I've found the American Heritage Dictionary has this entry for lap:
To envelop in something; swathe: models who were lapped in expensive furs.
Without looking at my dictionary, lap could mean:
one round of a course -for example, "The racecar was on it's finsal lap"
The table made by your legs when you sit down, "The cat went to sleep on her lap"
To lick, "The dog lapped at the water"
But it certainly doesn't mean "wrap."
tdol, what do you think?
I've never heard that meaning here in the UK.
So, rare usage, but not wrong?Originally Posted by tdol
I've not heard that usage in North America. :? Hmm. I wonder if it's a semantic extention of lap up?Originally Posted by Taka
I've never heard "lap" used in this sense either, but ...Originally Posted by Casiopea
lap v 5 FOLD/WRAP < literary to fold or wrap something around something else lappingn [U] (from Longman Dictionary of Contemporary (????) Language
Waves lapping on the shore?
If it's in a dictionary, it has clearly been identified as a genuine usage, so it must be right.
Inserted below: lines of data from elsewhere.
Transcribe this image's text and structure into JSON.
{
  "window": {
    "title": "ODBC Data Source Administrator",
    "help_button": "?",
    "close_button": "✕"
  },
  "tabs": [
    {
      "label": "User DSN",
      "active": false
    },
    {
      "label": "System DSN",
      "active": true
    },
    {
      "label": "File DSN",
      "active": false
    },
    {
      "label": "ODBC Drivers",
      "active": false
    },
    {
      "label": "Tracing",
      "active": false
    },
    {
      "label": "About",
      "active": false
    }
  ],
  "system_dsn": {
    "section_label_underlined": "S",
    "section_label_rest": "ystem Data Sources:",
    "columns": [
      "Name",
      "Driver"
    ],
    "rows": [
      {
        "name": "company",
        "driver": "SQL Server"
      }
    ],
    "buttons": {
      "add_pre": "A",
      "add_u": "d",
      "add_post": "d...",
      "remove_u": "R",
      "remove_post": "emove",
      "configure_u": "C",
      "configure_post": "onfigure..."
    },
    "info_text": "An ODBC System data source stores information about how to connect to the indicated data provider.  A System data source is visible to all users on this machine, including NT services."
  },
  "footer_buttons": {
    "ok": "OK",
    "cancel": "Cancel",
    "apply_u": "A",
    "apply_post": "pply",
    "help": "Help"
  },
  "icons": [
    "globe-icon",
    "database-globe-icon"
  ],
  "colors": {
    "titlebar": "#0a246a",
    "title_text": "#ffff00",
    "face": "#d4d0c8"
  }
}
However, I wouldn't use it here as no one would understand it.Originally Posted by Taka
It seems that at least it's not one of those "Japlish" as Mr. Russell says. That's good. :)
Thank you, teachers!